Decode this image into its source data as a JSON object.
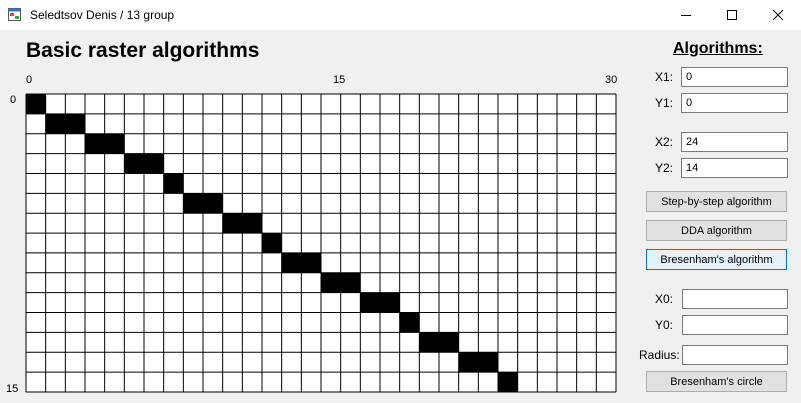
{
  "window": {
    "title": "Seledtsov Denis / 13 group",
    "icon": "app-form-icon",
    "controls": [
      "minimize-icon",
      "maximize-icon",
      "close-icon"
    ]
  },
  "heading": "Basic raster algorithms",
  "grid": {
    "columns": 30,
    "rows": 15,
    "x_axis_labels": [
      "0",
      "15",
      "30"
    ],
    "y_axis_labels": [
      "0",
      "15"
    ],
    "cell_color": "#ffffff",
    "fill_color": "#000000",
    "filled_cells": [
      [
        0,
        0
      ],
      [
        1,
        1
      ],
      [
        2,
        1
      ],
      [
        3,
        2
      ],
      [
        4,
        2
      ],
      [
        5,
        3
      ],
      [
        6,
        3
      ],
      [
        7,
        4
      ],
      [
        8,
        5
      ],
      [
        9,
        5
      ],
      [
        10,
        6
      ],
      [
        11,
        6
      ],
      [
        12,
        7
      ],
      [
        13,
        8
      ],
      [
        14,
        8
      ],
      [
        15,
        9
      ],
      [
        16,
        9
      ],
      [
        17,
        10
      ],
      [
        18,
        10
      ],
      [
        19,
        11
      ],
      [
        20,
        12
      ],
      [
        21,
        12
      ],
      [
        22,
        13
      ],
      [
        23,
        13
      ],
      [
        24,
        14
      ]
    ]
  },
  "panel": {
    "title": "Algorithms:",
    "fields": {
      "x1": {
        "label": "X1:",
        "value": "0"
      },
      "y1": {
        "label": "Y1:",
        "value": "0"
      },
      "x2": {
        "label": "X2:",
        "value": "24"
      },
      "y2": {
        "label": "Y2:",
        "value": "14"
      },
      "x0": {
        "label": "X0:",
        "value": ""
      },
      "y0": {
        "label": "Y0:",
        "value": ""
      },
      "radius": {
        "label": "Radius:",
        "value": ""
      }
    },
    "buttons": {
      "step": "Step-by-step algorithm",
      "dda": "DDA algorithm",
      "bresenham": "Bresenham's algorithm",
      "circle": "Bresenham's circle"
    },
    "active_button": "bresenham",
    "accent_color": "#0078d7"
  }
}
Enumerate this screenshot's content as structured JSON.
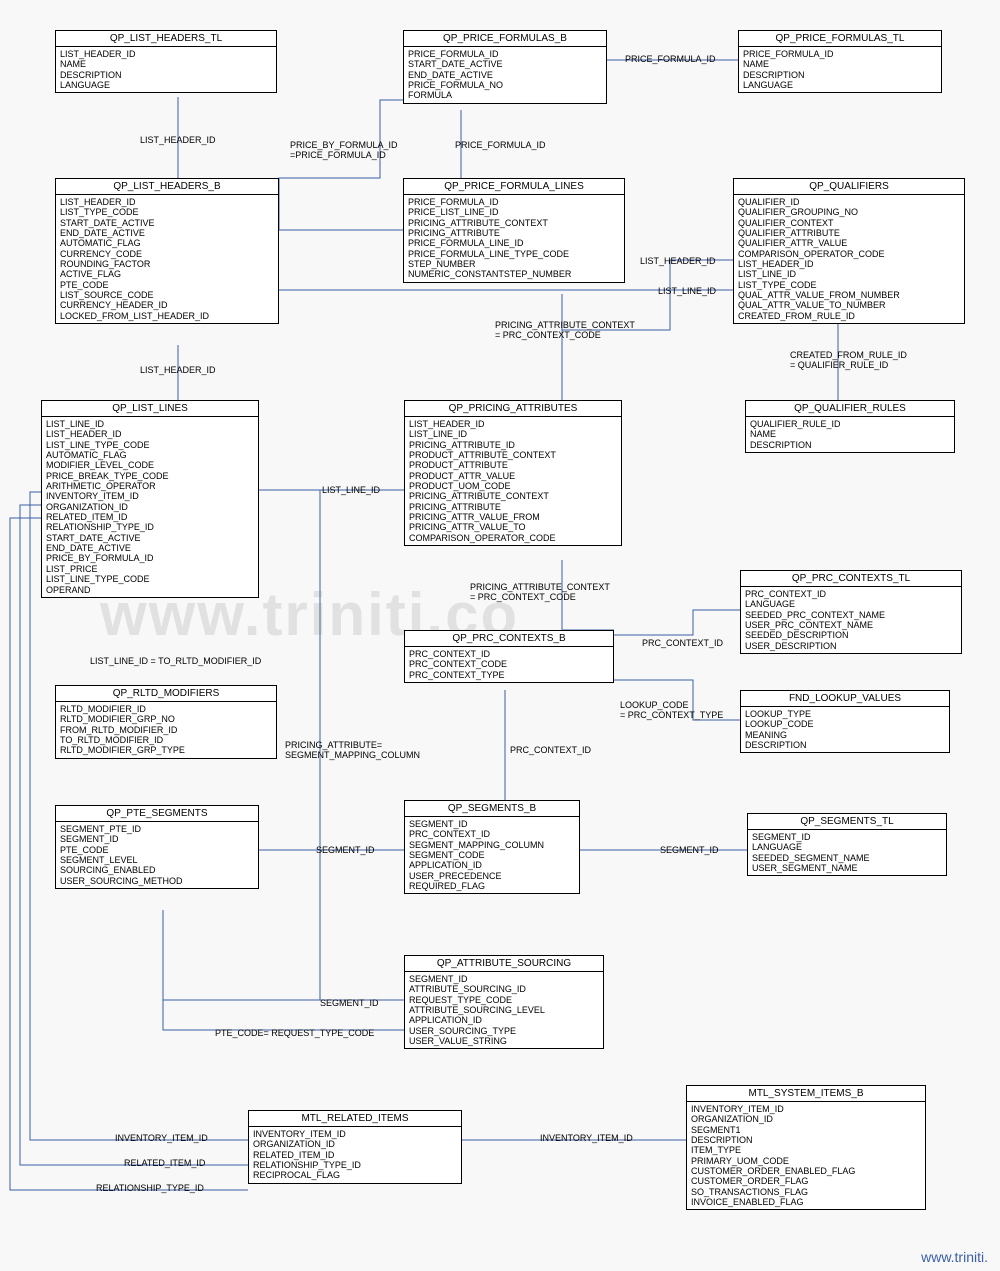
{
  "watermark": "www.triniti.co",
  "footer": "www.triniti.",
  "entities": {
    "qp_list_headers_tl": {
      "title": "QP_LIST_HEADERS_TL",
      "fields": [
        "LIST_HEADER_ID",
        "NAME",
        "DESCRIPTION",
        "LANGUAGE"
      ]
    },
    "qp_price_formulas_b": {
      "title": "QP_PRICE_FORMULAS_B",
      "fields": [
        "PRICE_FORMULA_ID",
        "START_DATE_ACTIVE",
        "END_DATE_ACTIVE",
        "PRICE_FORMULA_NO",
        "FORMULA"
      ]
    },
    "qp_price_formulas_tl": {
      "title": "QP_PRICE_FORMULAS_TL",
      "fields": [
        "PRICE_FORMULA_ID",
        "NAME",
        "DESCRIPTION",
        "LANGUAGE"
      ]
    },
    "qp_list_headers_b": {
      "title": "QP_LIST_HEADERS_B",
      "fields": [
        "LIST_HEADER_ID",
        "LIST_TYPE_CODE",
        "START_DATE_ACTIVE",
        "END_DATE_ACTIVE",
        "AUTOMATIC_FLAG",
        "CURRENCY_CODE",
        "ROUNDING_FACTOR",
        "ACTIVE_FLAG",
        "PTE_CODE",
        "LIST_SOURCE_CODE",
        "CURRENCY_HEADER_ID",
        "LOCKED_FROM_LIST_HEADER_ID"
      ]
    },
    "qp_price_formula_lines": {
      "title": "QP_PRICE_FORMULA_LINES",
      "fields": [
        "PRICE_FORMULA_ID",
        "PRICE_LIST_LINE_ID",
        "PRICING_ATTRIBUTE_CONTEXT",
        "PRICING_ATTRIBUTE",
        "PRICE_FORMULA_LINE_ID",
        "PRICE_FORMULA_LINE_TYPE_CODE",
        "STEP_NUMBER",
        "NUMERIC_CONSTANTSTEP_NUMBER"
      ]
    },
    "qp_qualifiers": {
      "title": "QP_QUALIFIERS",
      "fields": [
        "QUALIFIER_ID",
        "QUALIFIER_GROUPING_NO",
        "QUALIFIER_CONTEXT",
        "QUALIFIER_ATTRIBUTE",
        "QUALIFIER_ATTR_VALUE",
        "COMPARISON_OPERATOR_CODE",
        "LIST_HEADER_ID",
        "LIST_LINE_ID",
        "LIST_TYPE_CODE",
        "QUAL_ATTR_VALUE_FROM_NUMBER",
        "QUAL_ATTR_VALUE_TO_NUMBER",
        "CREATED_FROM_RULE_ID"
      ]
    },
    "qp_list_lines": {
      "title": "QP_LIST_LINES",
      "fields": [
        "LIST_LINE_ID",
        "LIST_HEADER_ID",
        "LIST_LINE_TYPE_CODE",
        "AUTOMATIC_FLAG",
        "MODIFIER_LEVEL_CODE",
        "PRICE_BREAK_TYPE_CODE",
        "ARITHMETIC_OPERATOR",
        "INVENTORY_ITEM_ID",
        "ORGANIZATION_ID",
        "RELATED_ITEM_ID",
        "RELATIONSHIP_TYPE_ID",
        "START_DATE_ACTIVE",
        "END_DATE_ACTIVE",
        "PRICE_BY_FORMULA_ID",
        "LIST_PRICE",
        "LIST_LINE_TYPE_CODE",
        "OPERAND"
      ]
    },
    "qp_pricing_attributes": {
      "title": "QP_PRICING_ATTRIBUTES",
      "fields": [
        "LIST_HEADER_ID",
        "LIST_LINE_ID",
        "PRICING_ATTRIBUTE_ID",
        "PRODUCT_ATTRIBUTE_CONTEXT",
        "PRODUCT_ATTRIBUTE",
        "PRODUCT_ATTR_VALUE",
        "PRODUCT_UOM_CODE",
        "PRICING_ATTRIBUTE_CONTEXT",
        "PRICING_ATTRIBUTE",
        "PRICING_ATTR_VALUE_FROM",
        "PRICING_ATTR_VALUE_TO",
        "COMPARISON_OPERATOR_CODE"
      ]
    },
    "qp_qualifier_rules": {
      "title": "QP_QUALIFIER_RULES",
      "fields": [
        "QUALIFIER_RULE_ID",
        "NAME",
        "DESCRIPTION"
      ]
    },
    "qp_prc_contexts_tl": {
      "title": "QP_PRC_CONTEXTS_TL",
      "fields": [
        "PRC_CONTEXT_ID",
        "LANGUAGE",
        "SEEDED_PRC_CONTEXT_NAME",
        "USER_PRC_CONTEXT_NAME",
        "SEEDED_DESCRIPTION",
        "USER_DESCRIPTION"
      ]
    },
    "qp_prc_contexts_b": {
      "title": "QP_PRC_CONTEXTS_B",
      "fields": [
        "PRC_CONTEXT_ID",
        "PRC_CONTEXT_CODE",
        "PRC_CONTEXT_TYPE"
      ]
    },
    "fnd_lookup_values": {
      "title": "FND_LOOKUP_VALUES",
      "fields": [
        "LOOKUP_TYPE",
        "LOOKUP_CODE",
        "MEANING",
        "DESCRIPTION"
      ]
    },
    "qp_rltd_modifiers": {
      "title": "QP_RLTD_MODIFIERS",
      "fields": [
        "RLTD_MODIFIER_ID",
        "RLTD_MODIFIER_GRP_NO",
        "FROM_RLTD_MODIFIER_ID",
        "TO_RLTD_MODIFIER_ID",
        "RLTD_MODIFIER_GRP_TYPE"
      ]
    },
    "qp_pte_segments": {
      "title": "QP_PTE_SEGMENTS",
      "fields": [
        "SEGMENT_PTE_ID",
        "SEGMENT_ID",
        "PTE_CODE",
        "SEGMENT_LEVEL",
        "SOURCING_ENABLED",
        "USER_SOURCING_METHOD"
      ]
    },
    "qp_segments_b": {
      "title": "QP_SEGMENTS_B",
      "fields": [
        "SEGMENT_ID",
        "PRC_CONTEXT_ID",
        "SEGMENT_MAPPING_COLUMN",
        "SEGMENT_CODE",
        "APPLICATION_ID",
        "USER_PRECEDENCE",
        "REQUIRED_FLAG"
      ]
    },
    "qp_segments_tl": {
      "title": "QP_SEGMENTS_TL",
      "fields": [
        "SEGMENT_ID",
        "LANGUAGE",
        "SEEDED_SEGMENT_NAME",
        "USER_SEGMENT_NAME"
      ]
    },
    "qp_attribute_sourcing": {
      "title": "QP_ATTRIBUTE_SOURCING",
      "fields": [
        "SEGMENT_ID",
        "ATTRIBUTE_SOURCING_ID",
        "REQUEST_TYPE_CODE",
        "ATTRIBUTE_SOURCING_LEVEL",
        "APPLICATION_ID",
        "USER_SOURCING_TYPE",
        "USER_VALUE_STRING"
      ]
    },
    "mtl_related_items": {
      "title": "MTL_RELATED_ITEMS",
      "fields": [
        "INVENTORY_ITEM_ID",
        "ORGANIZATION_ID",
        "RELATED_ITEM_ID",
        "RELATIONSHIP_TYPE_ID",
        "RECIPROCAL_FLAG"
      ]
    },
    "mtl_system_items_b": {
      "title": "MTL_SYSTEM_ITEMS_B",
      "fields": [
        "INVENTORY_ITEM_ID",
        "ORGANIZATION_ID",
        "SEGMENT1",
        "DESCRIPTION",
        "ITEM_TYPE",
        "PRIMARY_UOM_CODE",
        "CUSTOMER_ORDER_ENABLED_FLAG",
        "CUSTOMER_ORDER_FLAG",
        "SO_TRANSACTIONS_FLAG",
        "INVOICE_ENABLED_FLAG"
      ]
    }
  },
  "labels": {
    "list_header_id_1": "LIST_HEADER_ID",
    "price_formula_id_1": "PRICE_FORMULA_ID",
    "price_formula_id_2": "PRICE_FORMULA_ID",
    "price_by_formula": "PRICE_BY_FORMULA_ID\n=PRICE_FORMULA_ID",
    "list_header_id_2": "LIST_HEADER_ID",
    "list_header_id_3": "LIST_HEADER_ID",
    "list_line_id_1": "LIST_LINE_ID",
    "list_line_id_2": "LIST_LINE_ID",
    "list_line_id_to": "LIST_LINE_ID = TO_RLTD_MODIFIER_ID",
    "pricing_attr_ctx_1": "PRICING_ATTRIBUTE_CONTEXT\n= PRC_CONTEXT_CODE",
    "pricing_attr_ctx_2": "PRICING_ATTRIBUTE_CONTEXT\n= PRC_CONTEXT_CODE",
    "created_from_rule": "CREATED_FROM_RULE_ID\n= QUALIFIER_RULE_ID",
    "prc_context_id_1": "PRC_CONTEXT_ID",
    "prc_context_id_2": "PRC_CONTEXT_ID",
    "lookup_code": "LOOKUP_CODE\n= PRC_CONTEXT_TYPE",
    "segment_id_1": "SEGMENT_ID",
    "segment_id_2": "SEGMENT_ID",
    "segment_id_3": "SEGMENT_ID",
    "pricing_attr_seg": "PRICING_ATTRIBUTE=\nSEGMENT_MAPPING_COLUMN",
    "pte_code": "PTE_CODE= REQUEST_TYPE_CODE",
    "inventory_item_id_1": "INVENTORY_ITEM_ID",
    "inventory_item_id_2": "INVENTORY_ITEM_ID",
    "related_item_id": "RELATED_ITEM_ID",
    "relationship_type_id": "RELATIONSHIP_TYPE_ID"
  }
}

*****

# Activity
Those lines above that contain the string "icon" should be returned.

# Finished task
    "icon": "app-form-icon",
      "minimize-icon",
      "maximize-icon",
      "close-icon"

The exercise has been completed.